Amarillo College has suspended its Aviation Maintenance Program on its East Campus for the summer. It's a move that students say has left them scared, mad, and worried.
Pronews 7 received two emails from concerned students and their family members, angry over what they said is negligence on Amarillo College's part to keep the program running and properly and leaving them high and dry. So Pronews 7 went in search for answers from both Amarillo College and the Federal Aviation Administration.
As Chris Johnson sifts through what is left of his classroom on the Amarillo College East Campus, he and his classmates are worried that their college plans might not turn out the way they had hoped. They tell Pronews 7 it was earlier this week their counselor broke the news they would not be allowed to finish their final week.
"The counselor and the director came in and they told us kind of what know for a year that the FAA has stepped in told them they need to shut it down," said AC student, Chris Johnson.
Pronews 7 spoke with Amarillo College and the FAA. Both say it was the college's decision to suspend the program to make improvements to it.
"We have voluntarily suspended our program because we're moving into the new space and we're working with the FAA to make sure the new space is in compliance with their regulations," said Vice President for Academic Affairs, Russell Lowery-Hart.
Students also expressed their anger over what they're calling a wasted summer semester trying to earn their degree. They say now they're set back.
"It's heart breaking I was really looking forward to getting this thing done and over with and starting my life," said AC student, David Booe.
However, Amarillo College officials say this should have no impact on these students graduating on time.
"Students that are seeking a degree there won't be specific classes this summer for them to take in aviation, but there are other classes they can take toward their associates degree, core classes.
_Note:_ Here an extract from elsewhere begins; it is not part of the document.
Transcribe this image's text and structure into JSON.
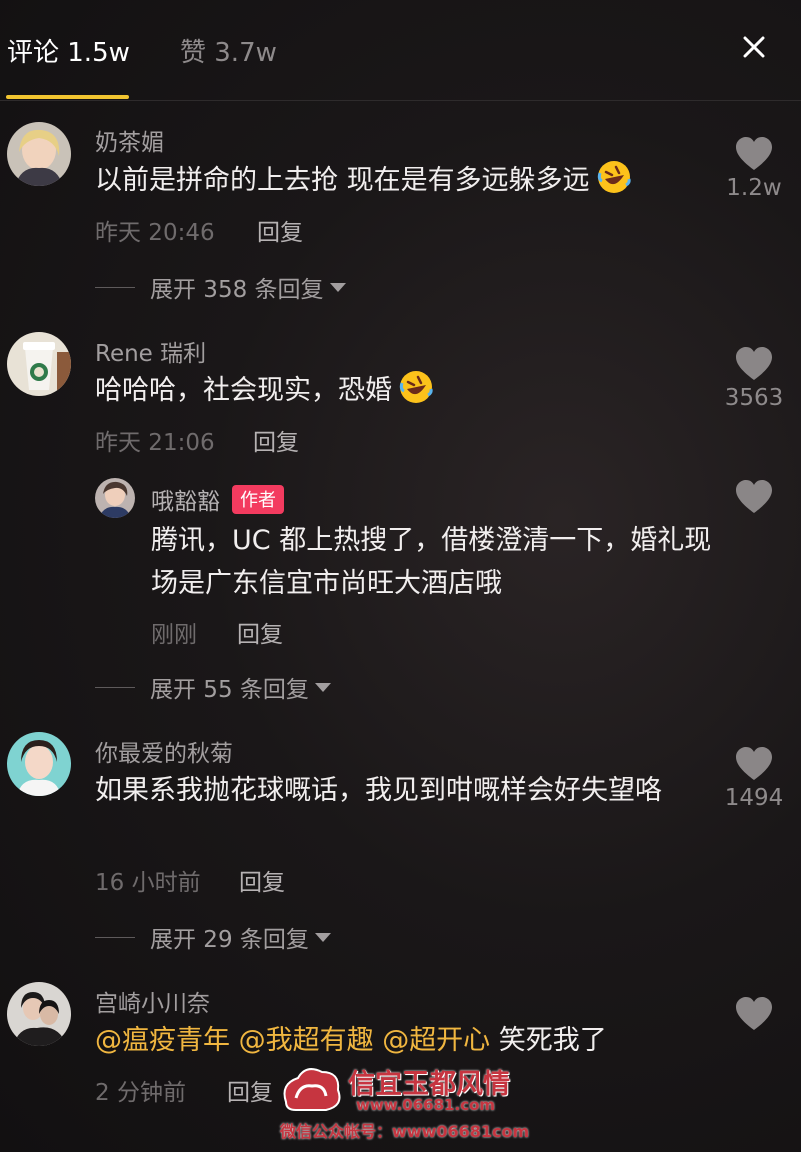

Their aid won't be affected, their time degree won't be affected," said Lowery-Hart.
Amarillo College officials did say the students confusion and anger comes from miss-communication on the college's part, and they're working to fix it.
"We've sent an additional email this afternoon and will be meeting with them next week in person just to clarify because the program will be bigger and better they'll actually benefit from the changes that we're making".
Amarillo College officials also said they were not aware of the issues these students were facing until Pronews 7 brought their concerns to their attention. Russell Lowery-Hart said when this project is finished there will be new equipment and the students will be working out of two airplane hangers rather than one. He also stressed the program will be back in the Fall with all the upgrades made. Pronews 7 will follow up.